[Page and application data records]
============================================================
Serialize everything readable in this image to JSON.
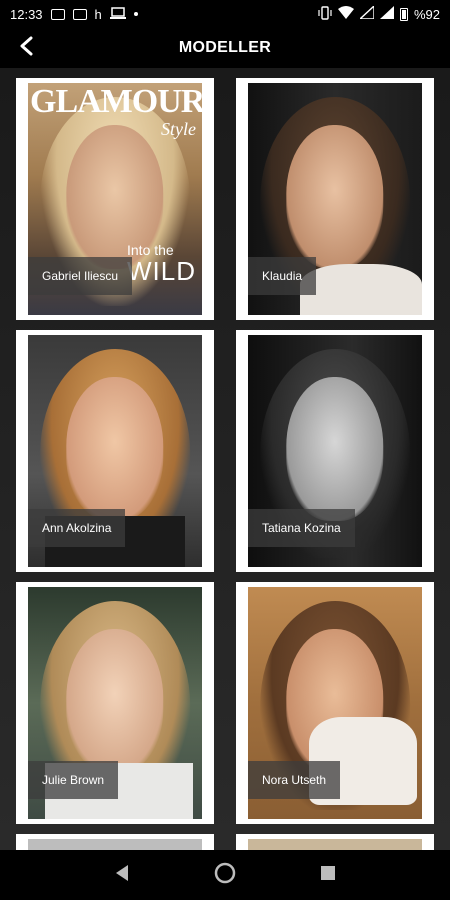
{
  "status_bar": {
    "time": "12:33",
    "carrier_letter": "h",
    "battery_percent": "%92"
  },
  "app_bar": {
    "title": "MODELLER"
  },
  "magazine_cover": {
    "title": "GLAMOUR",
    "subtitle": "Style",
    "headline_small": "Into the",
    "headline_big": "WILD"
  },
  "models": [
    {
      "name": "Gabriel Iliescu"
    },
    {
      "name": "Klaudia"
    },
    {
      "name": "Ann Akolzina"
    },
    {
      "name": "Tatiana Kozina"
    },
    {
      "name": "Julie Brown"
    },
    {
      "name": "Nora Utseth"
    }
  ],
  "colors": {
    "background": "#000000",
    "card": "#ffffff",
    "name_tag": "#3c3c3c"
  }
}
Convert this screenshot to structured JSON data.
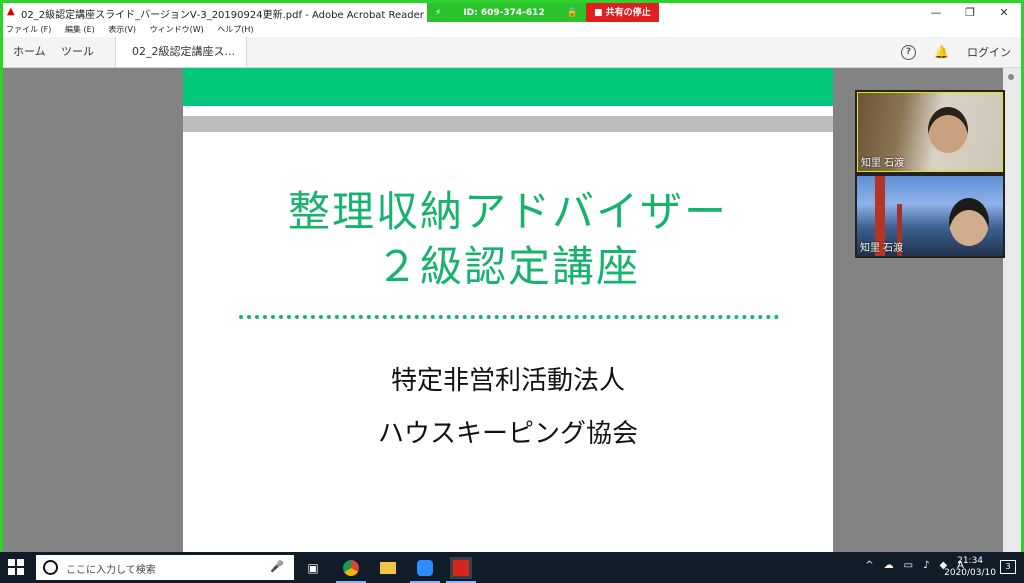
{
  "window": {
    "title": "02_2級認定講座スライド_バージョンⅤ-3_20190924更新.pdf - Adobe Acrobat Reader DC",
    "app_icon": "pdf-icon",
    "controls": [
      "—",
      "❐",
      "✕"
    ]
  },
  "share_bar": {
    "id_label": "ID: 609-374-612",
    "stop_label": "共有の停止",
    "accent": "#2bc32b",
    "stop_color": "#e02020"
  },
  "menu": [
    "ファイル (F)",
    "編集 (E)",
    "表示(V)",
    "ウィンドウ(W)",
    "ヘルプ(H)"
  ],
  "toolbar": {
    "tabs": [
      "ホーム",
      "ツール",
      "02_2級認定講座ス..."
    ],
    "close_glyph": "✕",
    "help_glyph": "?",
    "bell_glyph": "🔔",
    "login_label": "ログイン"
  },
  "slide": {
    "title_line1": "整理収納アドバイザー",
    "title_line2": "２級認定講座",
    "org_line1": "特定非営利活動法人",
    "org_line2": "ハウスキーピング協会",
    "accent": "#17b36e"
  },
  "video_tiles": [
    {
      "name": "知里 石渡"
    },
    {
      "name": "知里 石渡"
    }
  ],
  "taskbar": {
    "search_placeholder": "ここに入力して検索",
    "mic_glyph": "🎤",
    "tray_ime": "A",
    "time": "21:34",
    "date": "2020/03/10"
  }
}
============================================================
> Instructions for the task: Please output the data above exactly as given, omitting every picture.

> Answer for this exercise:
Serialize everything readable in this image to JSON.
{
  "status_bar": {
    "time": "12:33",
    "carrier_letter": "h",
    "battery_percent": "%92"
  },
  "app_bar": {
    "title": "MODELLER"
  },
  "magazine_cover": {
    "title": "GLAMOUR",
    "subtitle": "Style",
    "headline_small": "Into the",
    "headline_big": "WILD"
  },
  "models": [
    {
      "name": "Gabriel Iliescu"
    },
    {
      "name": "Klaudia"
    },
    {
      "name": "Ann Akolzina"
    },
    {
      "name": "Tatiana Kozina"
    },
    {
      "name": "Julie Brown"
    },
    {
      "name": "Nora Utseth"
    }
  ],
  "colors": {
    "background": "#000000",
    "card": "#ffffff",
    "name_tag": "#3c3c3c"
  }
}
Convert this screenshot to structured JSON data.
{
  "window": {
    "title": "02_2級認定講座スライド_バージョンⅤ-3_20190924更新.pdf - Adobe Acrobat Reader DC",
    "app_icon": "pdf-icon",
    "controls": [
      "—",
      "❐",
      "✕"
    ]
  },
  "share_bar": {
    "id_label": "ID: 609-374-612",
    "stop_label": "共有の停止",
    "accent": "#2bc32b",
    "stop_color": "#e02020"
  },
  "menu": [
    "ファイル (F)",
    "編集 (E)",
    "表示(V)",
    "ウィンドウ(W)",
    "ヘルプ(H)"
  ],
  "toolbar": {
    "tabs": [
      "ホーム",
      "ツール",
      "02_2級認定講座ス..."
    ],
    "close_glyph": "✕",
    "help_glyph": "?",
    "bell_glyph": "🔔",
    "login_label": "ログイン"
  },
  "slide": {
    "title_line1": "整理収納アドバイザー",
    "title_line2": "２級認定講座",
    "org_line1": "特定非営利活動法人",
    "org_line2": "ハウスキーピング協会",
    "accent": "#17b36e"
  },
  "video_tiles": [
    {
      "name": "知里 石渡"
    },
    {
      "name": "知里 石渡"
    }
  ],
  "taskbar": {
    "search_placeholder": "ここに入力して検索",
    "mic_glyph": "🎤",
    "tray_ime": "A",
    "time": "21:34",
    "date": "2020/03/10"
  }
}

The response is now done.